START The input

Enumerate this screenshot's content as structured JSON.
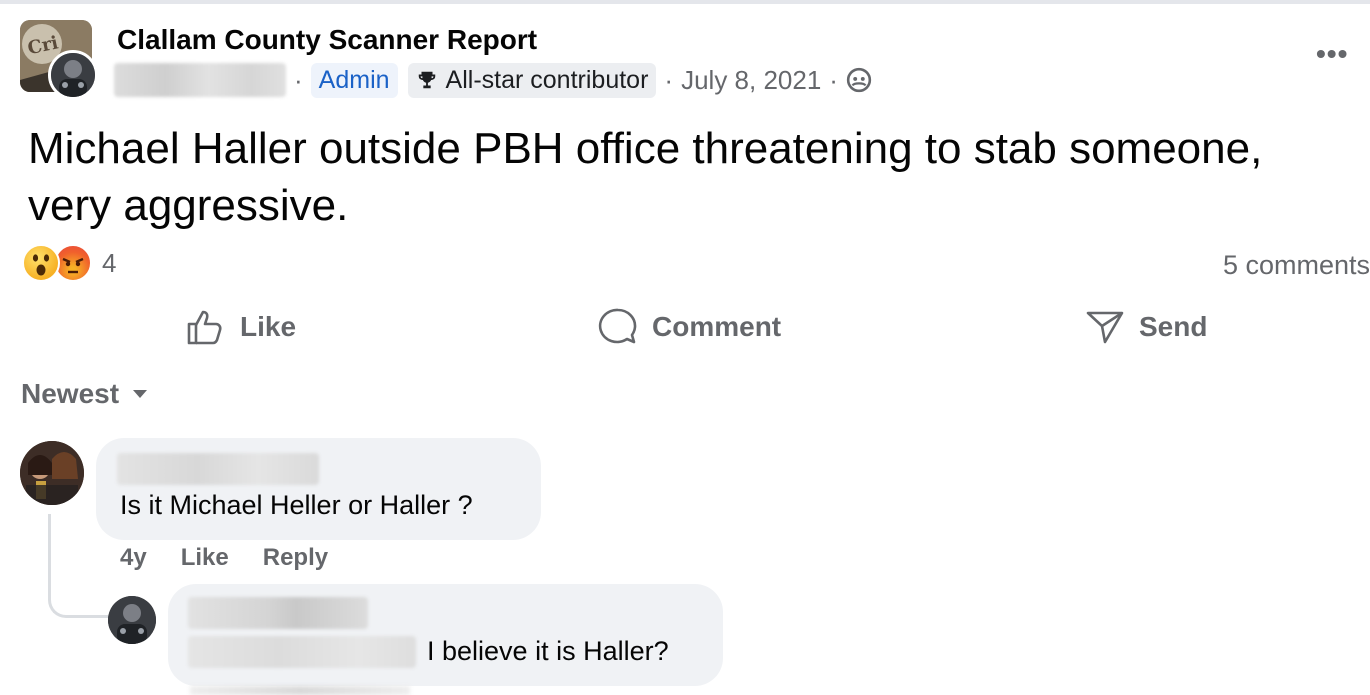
{
  "post": {
    "group_name": "Clallam County Scanner Report",
    "admin_badge": "Admin",
    "allstar_badge": "All-star contributor",
    "date": "July 8, 2021",
    "separator": "·",
    "more_icon": "more-horizontal-icon",
    "privacy_icon": "members-icon",
    "text": "Michael Haller outside PBH office threatening to stab someone, very aggressive.",
    "reactions": {
      "icons": [
        "wow-reaction-icon",
        "angry-reaction-icon"
      ],
      "count": "4"
    },
    "comments_count": "5 comments"
  },
  "actions": {
    "like_label": "Like",
    "comment_label": "Comment",
    "send_label": "Send"
  },
  "sort": {
    "label": "Newest"
  },
  "comments": [
    {
      "text": "Is it Michael Heller or Haller ?",
      "time": "4y",
      "like_label": "Like",
      "reply_label": "Reply"
    },
    {
      "text": "I believe it is Haller?"
    }
  ],
  "colors": {
    "admin_blue": "#1b62c7",
    "meta_gray": "#65676b",
    "bubble_bg": "#f0f2f5"
  }
}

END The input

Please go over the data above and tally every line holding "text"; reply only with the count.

▶ **Exercise result**
3